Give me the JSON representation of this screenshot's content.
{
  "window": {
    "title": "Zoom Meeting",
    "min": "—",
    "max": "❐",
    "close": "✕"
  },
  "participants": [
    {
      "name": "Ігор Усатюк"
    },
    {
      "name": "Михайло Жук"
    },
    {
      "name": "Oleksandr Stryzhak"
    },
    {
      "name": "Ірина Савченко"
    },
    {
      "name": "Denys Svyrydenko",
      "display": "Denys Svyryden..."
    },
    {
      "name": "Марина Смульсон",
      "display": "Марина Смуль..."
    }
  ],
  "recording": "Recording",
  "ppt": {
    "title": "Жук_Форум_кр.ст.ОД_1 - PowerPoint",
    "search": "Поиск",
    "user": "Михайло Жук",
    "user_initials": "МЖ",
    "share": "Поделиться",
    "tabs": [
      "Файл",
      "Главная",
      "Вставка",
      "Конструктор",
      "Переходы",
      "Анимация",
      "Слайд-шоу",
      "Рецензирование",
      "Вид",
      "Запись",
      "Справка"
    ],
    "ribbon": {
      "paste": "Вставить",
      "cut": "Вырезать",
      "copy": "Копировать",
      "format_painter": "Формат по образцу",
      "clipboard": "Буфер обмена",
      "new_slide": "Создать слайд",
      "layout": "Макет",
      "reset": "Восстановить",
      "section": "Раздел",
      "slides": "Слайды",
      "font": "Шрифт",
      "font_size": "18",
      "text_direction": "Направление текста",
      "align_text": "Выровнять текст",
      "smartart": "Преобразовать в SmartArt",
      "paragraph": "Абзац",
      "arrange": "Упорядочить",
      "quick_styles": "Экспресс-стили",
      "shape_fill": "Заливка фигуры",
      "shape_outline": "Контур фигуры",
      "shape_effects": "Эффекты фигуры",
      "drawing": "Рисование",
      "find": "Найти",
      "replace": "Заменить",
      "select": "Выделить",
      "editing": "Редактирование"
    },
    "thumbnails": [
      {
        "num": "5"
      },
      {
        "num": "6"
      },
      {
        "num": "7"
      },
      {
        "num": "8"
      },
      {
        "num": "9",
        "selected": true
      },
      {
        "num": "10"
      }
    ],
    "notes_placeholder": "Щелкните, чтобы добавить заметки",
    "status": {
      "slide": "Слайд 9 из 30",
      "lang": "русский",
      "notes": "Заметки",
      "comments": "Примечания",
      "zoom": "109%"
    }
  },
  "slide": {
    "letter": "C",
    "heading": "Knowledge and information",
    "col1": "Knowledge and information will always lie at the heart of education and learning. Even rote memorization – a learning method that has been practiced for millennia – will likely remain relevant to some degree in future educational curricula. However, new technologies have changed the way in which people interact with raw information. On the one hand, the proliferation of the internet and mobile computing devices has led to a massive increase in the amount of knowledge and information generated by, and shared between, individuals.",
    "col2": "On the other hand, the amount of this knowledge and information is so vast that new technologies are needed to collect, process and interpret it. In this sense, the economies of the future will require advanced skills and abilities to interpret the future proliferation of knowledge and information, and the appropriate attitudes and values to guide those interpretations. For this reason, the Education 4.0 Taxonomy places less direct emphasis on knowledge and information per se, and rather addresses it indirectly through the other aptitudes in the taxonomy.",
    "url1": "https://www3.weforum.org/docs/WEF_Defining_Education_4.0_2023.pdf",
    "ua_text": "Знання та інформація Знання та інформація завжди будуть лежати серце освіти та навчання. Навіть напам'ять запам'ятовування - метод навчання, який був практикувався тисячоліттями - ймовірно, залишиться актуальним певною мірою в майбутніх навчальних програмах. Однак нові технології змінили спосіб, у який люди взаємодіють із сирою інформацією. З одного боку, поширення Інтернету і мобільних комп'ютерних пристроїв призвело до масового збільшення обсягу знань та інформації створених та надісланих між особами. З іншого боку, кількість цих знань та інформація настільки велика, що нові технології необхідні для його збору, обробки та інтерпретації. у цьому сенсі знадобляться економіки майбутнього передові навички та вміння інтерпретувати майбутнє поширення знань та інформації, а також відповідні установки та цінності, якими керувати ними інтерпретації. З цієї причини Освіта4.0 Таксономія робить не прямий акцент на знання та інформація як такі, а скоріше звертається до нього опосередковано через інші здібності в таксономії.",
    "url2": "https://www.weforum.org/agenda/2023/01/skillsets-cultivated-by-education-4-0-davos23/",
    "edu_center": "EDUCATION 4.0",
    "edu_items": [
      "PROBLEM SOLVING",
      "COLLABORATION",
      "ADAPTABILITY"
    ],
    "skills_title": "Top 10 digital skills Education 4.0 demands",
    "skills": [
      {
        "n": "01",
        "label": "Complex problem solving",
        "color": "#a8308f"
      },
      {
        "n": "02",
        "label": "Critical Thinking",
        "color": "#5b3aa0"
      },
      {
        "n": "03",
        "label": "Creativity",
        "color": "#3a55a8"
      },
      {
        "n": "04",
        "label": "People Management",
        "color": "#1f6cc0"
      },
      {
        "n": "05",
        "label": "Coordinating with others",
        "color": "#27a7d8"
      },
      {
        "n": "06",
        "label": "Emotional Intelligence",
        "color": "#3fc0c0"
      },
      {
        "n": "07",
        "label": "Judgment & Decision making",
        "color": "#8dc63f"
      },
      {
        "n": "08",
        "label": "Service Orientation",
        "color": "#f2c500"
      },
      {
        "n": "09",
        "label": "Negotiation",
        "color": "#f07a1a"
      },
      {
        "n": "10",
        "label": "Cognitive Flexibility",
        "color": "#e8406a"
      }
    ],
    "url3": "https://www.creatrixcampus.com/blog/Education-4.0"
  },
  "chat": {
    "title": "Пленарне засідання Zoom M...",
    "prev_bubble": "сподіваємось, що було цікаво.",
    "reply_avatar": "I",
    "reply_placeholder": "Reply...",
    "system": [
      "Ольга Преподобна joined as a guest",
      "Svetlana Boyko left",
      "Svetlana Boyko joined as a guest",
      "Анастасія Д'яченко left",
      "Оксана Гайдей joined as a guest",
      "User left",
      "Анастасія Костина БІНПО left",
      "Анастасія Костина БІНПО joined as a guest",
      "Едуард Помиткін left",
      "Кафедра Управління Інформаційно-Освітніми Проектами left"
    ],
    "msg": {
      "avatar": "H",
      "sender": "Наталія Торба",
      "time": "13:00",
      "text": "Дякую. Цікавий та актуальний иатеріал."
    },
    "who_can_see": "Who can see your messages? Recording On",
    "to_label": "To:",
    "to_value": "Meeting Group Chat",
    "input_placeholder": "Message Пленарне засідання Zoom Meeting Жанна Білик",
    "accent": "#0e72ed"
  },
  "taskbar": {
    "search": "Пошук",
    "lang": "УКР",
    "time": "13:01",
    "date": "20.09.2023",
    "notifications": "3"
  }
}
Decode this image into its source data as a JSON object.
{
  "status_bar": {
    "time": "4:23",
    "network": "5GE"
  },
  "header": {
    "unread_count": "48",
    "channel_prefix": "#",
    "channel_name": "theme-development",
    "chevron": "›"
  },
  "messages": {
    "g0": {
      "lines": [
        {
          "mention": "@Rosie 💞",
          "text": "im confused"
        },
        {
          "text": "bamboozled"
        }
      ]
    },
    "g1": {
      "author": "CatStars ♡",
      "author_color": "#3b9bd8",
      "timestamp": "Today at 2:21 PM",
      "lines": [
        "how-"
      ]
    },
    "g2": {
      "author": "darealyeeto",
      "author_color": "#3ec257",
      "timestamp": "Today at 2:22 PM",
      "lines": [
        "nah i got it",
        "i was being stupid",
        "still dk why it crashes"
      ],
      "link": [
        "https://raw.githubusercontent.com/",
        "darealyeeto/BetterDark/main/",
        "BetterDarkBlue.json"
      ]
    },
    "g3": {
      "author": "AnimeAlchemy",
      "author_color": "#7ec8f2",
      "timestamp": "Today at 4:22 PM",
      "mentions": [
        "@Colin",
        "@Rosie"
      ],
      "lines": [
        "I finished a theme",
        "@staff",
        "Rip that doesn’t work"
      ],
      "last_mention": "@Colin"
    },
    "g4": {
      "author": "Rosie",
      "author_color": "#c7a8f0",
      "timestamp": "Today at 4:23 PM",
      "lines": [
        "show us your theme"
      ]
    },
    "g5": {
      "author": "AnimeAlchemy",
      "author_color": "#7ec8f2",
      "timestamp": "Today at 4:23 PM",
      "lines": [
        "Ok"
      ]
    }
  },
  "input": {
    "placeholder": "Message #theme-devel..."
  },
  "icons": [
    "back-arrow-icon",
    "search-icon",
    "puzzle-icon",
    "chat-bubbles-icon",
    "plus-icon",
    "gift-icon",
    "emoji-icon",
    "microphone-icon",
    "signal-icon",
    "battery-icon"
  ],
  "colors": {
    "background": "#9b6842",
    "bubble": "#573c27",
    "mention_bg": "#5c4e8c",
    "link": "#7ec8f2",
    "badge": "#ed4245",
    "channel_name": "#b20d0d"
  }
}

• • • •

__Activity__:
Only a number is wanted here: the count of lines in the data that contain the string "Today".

__Exercise response__:
5